A Crohn’s disease patient reversed his painful condition with a vegan diet, doctors have claimed.
There is currently no cure for the agonising condition, which can cause diarrhoea, abdominal pain and weight loss.
However, drugs can help some patients can achieve clinical remission – when the disease is no longer active but a flare-up could still occur.
But one unidentified man’s symptoms completely disappeared after he cut animal products from his diet, after drugs failed to help.
A doctor said the case study provides ‘hope for thousands of people’ and hailed food as medicine with the life-long disease who rely on medication.
However, other experts warned against a plant-based diet, insisting there is not enough evidence it will help.
Critics of the case report even said a vegan diet could even exacerbate nutrient deficiencies in Crohn’s patients.
Doctors have hailed ‘food as medicine’ after reporting a Crohn’s disease patient reversed his painful condition with a vegan diet. Stock photo
The case study was published by medics at the Kirksville College of Osteopathic Medicine, Missouri, in the journal Nutrients.
Dr Kelsea Sandefur, the author, revealed the man had been diagnosed with Crohn’s disease in November 2014 at the age of 25.
He experienced months of weight loss, diarrhoea and flu-like symptoms, and an examination showed severe inflammation in the gut.
Treatment began in January 2015. But after a year, tests still indicated his disease was mildly active.
According to the doctors, only about 10 per cent of traditionally managed Crohn’s disease patients achieve long-term remission.
The man was still experiencing fatigue, bloating, and severe abdominal pain two years into treatment with infliximab, a strong medication.
At this point, in March 2017, the patient removed all animal products and processed foods from his diet for 40 days for religious reasons.
Prior to this, his diet had been typical of an American, consisting of meat and dairy products every day, refined grains and processed foods.
The man claimed to have experienced a total absence of symptoms by eating mostly grains, legumes, vegetables, and fruits.
He also said he was simultaneously trying to reduce stress by doing yoga, weight-lifting and running.
When he failed to stick to his diet, his symptoms would flare up, particularly fatigue, nausea, bloating.
Tests six months later showed complete healing of the linings in his gut, and after 18 months, the patient was able to stop taking medication.
He claims to have had no relapses since.
The study authors noted a plant-based diet is high in fibre, which promotes overall gut health by feeding good bacteria in the gut.
Dr Hana Kahleova, director of clinical research at the Physicians Committee for Responsible Medicine, Washington, praised the report.
The man, who has not been named, was diagnosed with Crohn’s in November 2014. Test results from a colonoscopy show inflammation in his gut (pictured)
Tests six months later showed complete healing in the linings of his gut (pictured)

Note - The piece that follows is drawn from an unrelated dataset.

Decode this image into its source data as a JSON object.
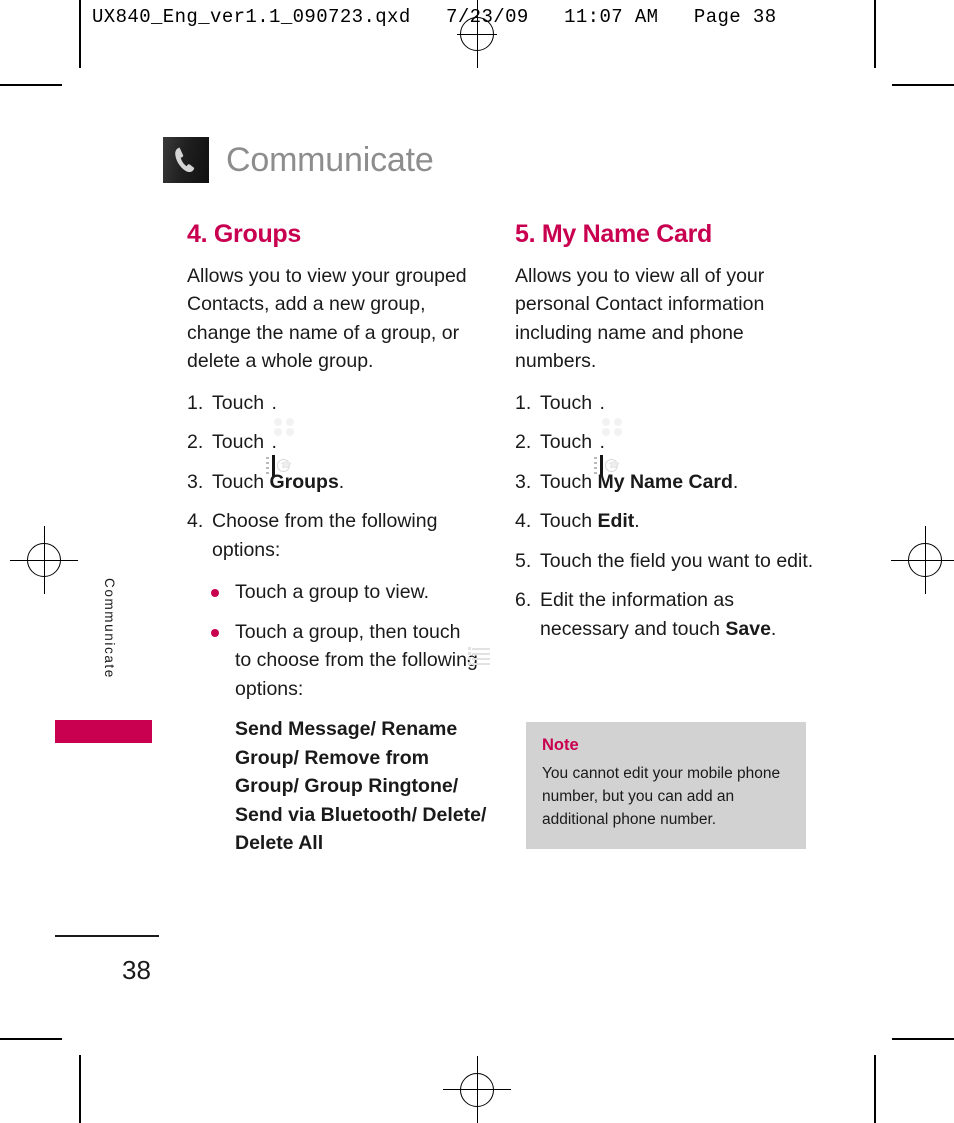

She said: ‘This case study offers hope for hundreds of thousands of people suffering from the painful symptoms associated with Crohn’s disease.
‘This case study supports the idea that food really is medicine. Not only does it show that eating a high-fibre, plant-based diet could help lead to Crohn’s remission.
‘But all the “side effects” are good ones, including a reduced risk for heart disease, type 2 diabetes, and certain types of cancer.’
The NHS and charities such as Crohn’s and Colitis UK say there is no evidence to suggest a particular food or diet can cause – or cure – inflammatory bowel diseases.
In fact, they mostly advise against high fibre foods because they are difficult on the intestines which may be narrowed due to inflammation.
A vegan or plant-based diet could also lead to mineral and vitamin deficiencies, which patients with Crohn’s are already at risk of.
Dr Megan Rossi, a research fellow at King’s College London and founder of The Gut Clinic, told MailOnline: ‘If you have very active Crohn’s, weight can be an issue and affect overall health. A really strict diet like veganism can make them even more malnourished.
‘We certainly believe diet plays a role in this disease and we would always recommend a diet with less processed food.
‘But whether they need to go 100 per cent plant based there is not enough evidence to support and is not very achievable.
‘This report is quite extreme in that it only looks at one person and may not send the right message out. We need to make sure people don’t stop their medication.’
While a whole food diet has previously been proposed as a successful tool to manage Crohn’s alongside treatment, there are no human intervention studies.